Idaho Falls is a vital municipality that serves most of Eastern Idaho counties and some parts of Montana and Wyoming. With great early expeditions across the raging waters of Snake River, the town continued to thrive for over the past 150 years. Endless outdoor activities and easily accessible attractions provide an outstanding work-life balance and holiday destination.
Geography And Climate Of Idaho Falls
Within a 2-hour drive northwest and a 26-kilometer hike, travelers can experience Yellowstone National Park while simultaneously standing in three states: Idaho, Wyoming, and Montana. The urban area of Idaho Falls is the largest town in Bonneville County and covers an area of around 62 sq. km. Almost 350 kilometers south is Salt Lake City, Utah, and 4 hours east by car is the state capital of Idaho, Boise. Palisades Reservoir widens the Snake River at the Wyoming border just 111 kilometers east of the city limits. It is 1440 meters above sea level in the eastern portion of the Snake River Plains.
The high elevation of Idaho Falls creates snowy and freezing winter weather, and while summers are hot and dry - it is the best time for visitors to travel to this region. In a town with an arid climate, the rainfall accumulation is minimal. With May being the rainiest month, it receives less than 40 millimeters. Temperatures can stay above 24˚C during the summer and almost 80% of clear skies in July. By October, snow starts falling, and low temperatures could dip below freezing. Snowfall increases as winter hits, with the average snowfall over 200 millimeters. The harsh winter causes the number of sunny days to creep below the national average at 201 annual sunny days.
History Of Idaho Falls
The indigenous Shoshone Bannock tribe migrated to this area of Idaho in the 1600s in search of buffalo. They were thriving off the land with abundant sources of plants, fish, shelter, and animals to hunt, assisting the survival of the bands in the basin for hundreds of years. The 1862 discovery of gold in Idaho had prospectors scattering across the state and surrounding areas. Harry Rickets successfully sent the first ferry across the Snake River in 1864. Two years later, the official founder of the town, Matt Taylor, built a toll bridge across the waterway and named the village Taylor's Crossing. It then changed to Eagle Rock and its current title of Idaho Falls in 1891. Just over 60 kilometers west of the town, the National Reactor Testing Station began testing different nuclear reactors in 1949. The neighboring town of Arco was the first place to be powered by atomic energy in 1955.
Population And Economy Of Idaho Falls
The fourth-largest city in Idaho has 66,898 residents, and the population growth has been on the rise since the establishment of Idaho Falls.
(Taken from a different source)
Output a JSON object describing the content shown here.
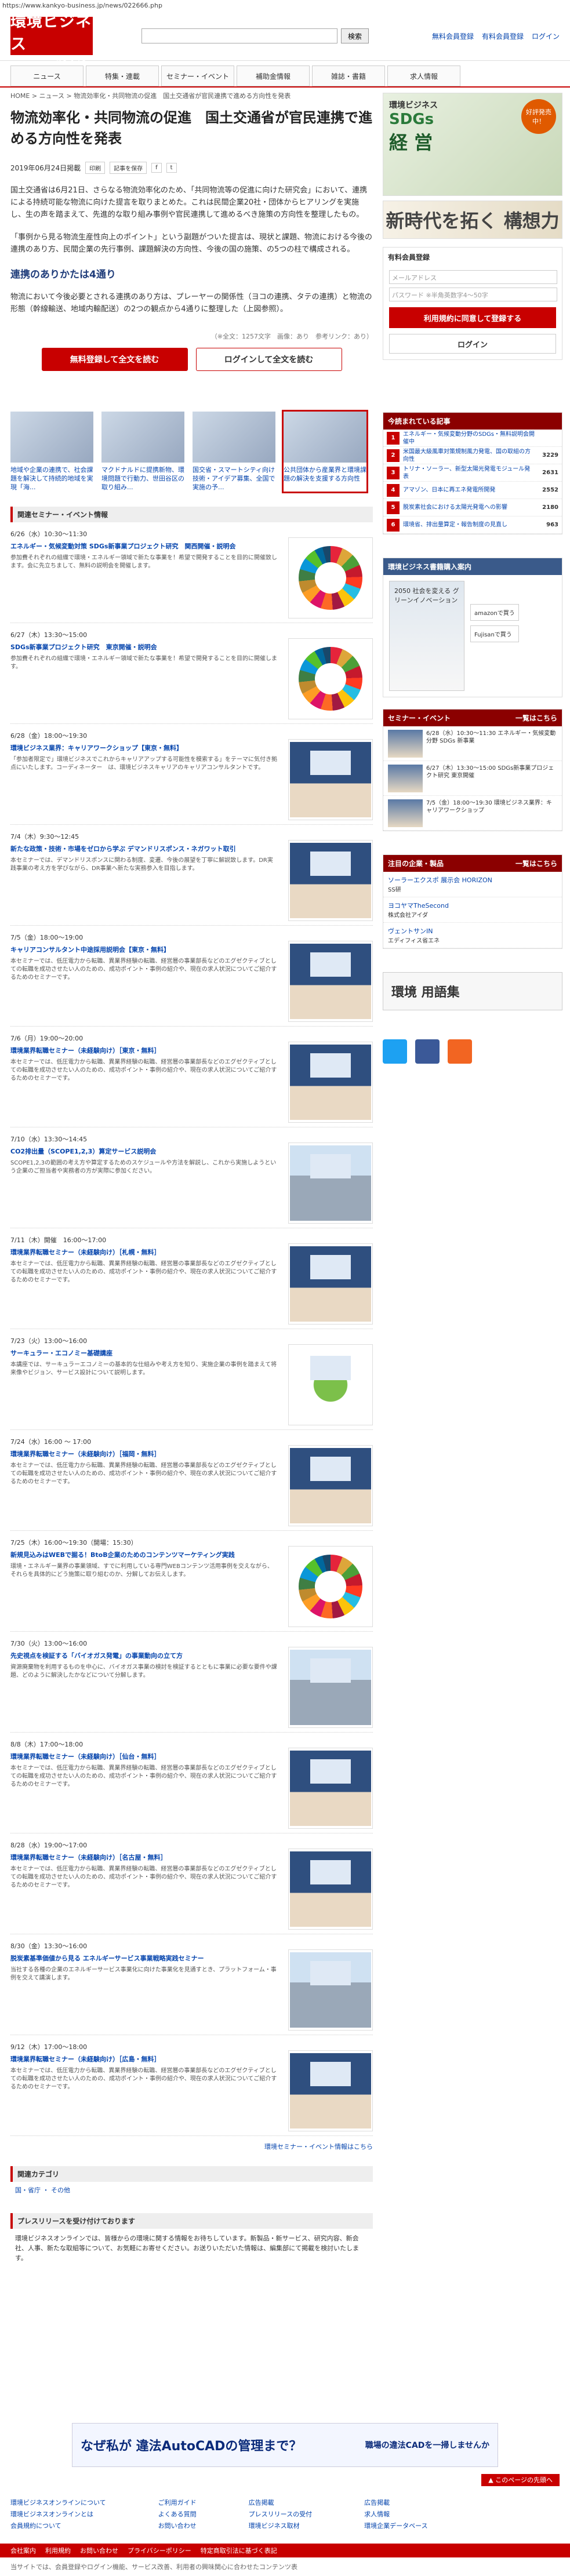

Now 12.6% of citizens are below the poverty line, and the median household income is $75,356. A homeowner rate of just over 61%, and a house's average price is roughly $179,000. Over 79,000 people have employment within the town, and a shallow unemployment rate of less than 2%. Health care, social, retail, and technical services employ the most people in Idaho Falls. In comparison, the highest-paid careers are specialized services, mining, and oil and gas industries.
Attractions In Idaho Falls
Museum Of Idaho
Situated on the shores of the Snake River, in the core of Idaho Falls, the Museum of Idaho has over 25,000 articles on display that educate guests about the state's western culture, history, and ecology. More than 100,000 visitors enter the museum to witness detailed displays, from permanent to temporary exhibits. The facility offers different workshops and classes for children and adults.
Idaho Falls Zoo
Idaho Falls Zoo is tucked away in the corner of Tautphaus Park in the heart of Idaho Falls. Guests can travel from different continents and have an up-close experience with wild animals from Africa, Asia, Oceania, and North and South America. They are members of credited conversation organizations that help protect wildlife species worldwide.
The Greenbelt Trail is a relaxing way to see the city and spans over eight kilometers on either side of the Snake River. The trail presents beautiful views of the city, gardens, memorials, and wildlife, and many people enjoy it by foot or bicycle. The extensive pathway can also access restaurants and shopping, which makes for a great break.